[App and web page records]
########
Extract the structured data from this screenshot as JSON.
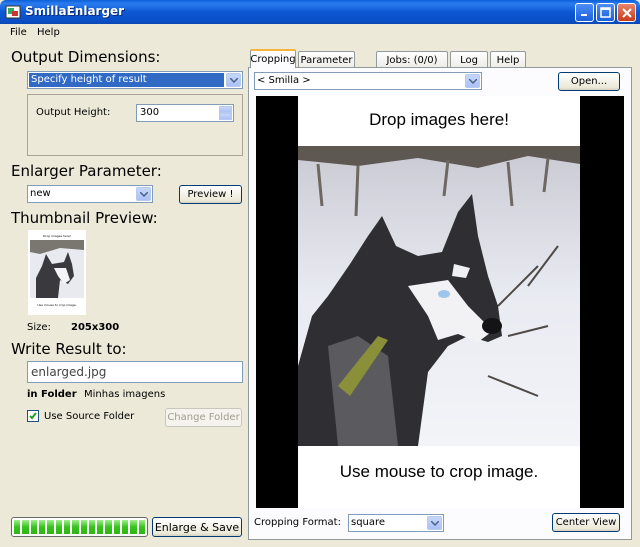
{
  "window": {
    "title": "SmillaEnlarger"
  },
  "menu": [
    "File",
    "Help"
  ],
  "left": {
    "output_heading": "Output Dimensions:",
    "output_mode": "Specify height of result",
    "output_height_label": "Output Height:",
    "output_height_value": "300",
    "enlarger_heading": "Enlarger Parameter:",
    "enlarger_preset": "new",
    "preview_button": "Preview !",
    "thumbnail_heading": "Thumbnail Preview:",
    "size_label": "Size:",
    "size_value": "205x300",
    "write_heading": "Write Result to:",
    "filename": "enlarged.jpg",
    "in_folder_label": "in Folder",
    "folder_name": "Minhas imagens",
    "use_source_label": "Use Source Folder",
    "use_source_checked": true,
    "change_folder_button": "Change Folder",
    "progress_percent": 100,
    "enlarge_button": "Enlarge & Save"
  },
  "right": {
    "tabs": [
      "Cropping",
      "Parameter",
      "Jobs: (0/0)",
      "Log",
      "Help"
    ],
    "active_tab": "Cropping",
    "source_combo": "< Smilla >",
    "open_button": "Open...",
    "drop_text": "Drop images here!",
    "crop_text": "Use mouse to crop image.",
    "cropping_format_label": "Cropping Format:",
    "cropping_format": "square",
    "center_view_button": "Center View"
  },
  "thumbnail": {
    "top_text": "Drop images here!",
    "bottom_text": "Use mouse to crop image."
  },
  "colors": {
    "titlebar": "#0a4fc8",
    "selection": "#316ac5",
    "progress": "#37c31d",
    "active_tab_accent": "#f8b33a"
  }
}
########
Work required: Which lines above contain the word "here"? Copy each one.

Result of this exercise:
    "drop_text": "Drop images here!",
    "top_text": "Drop images here!",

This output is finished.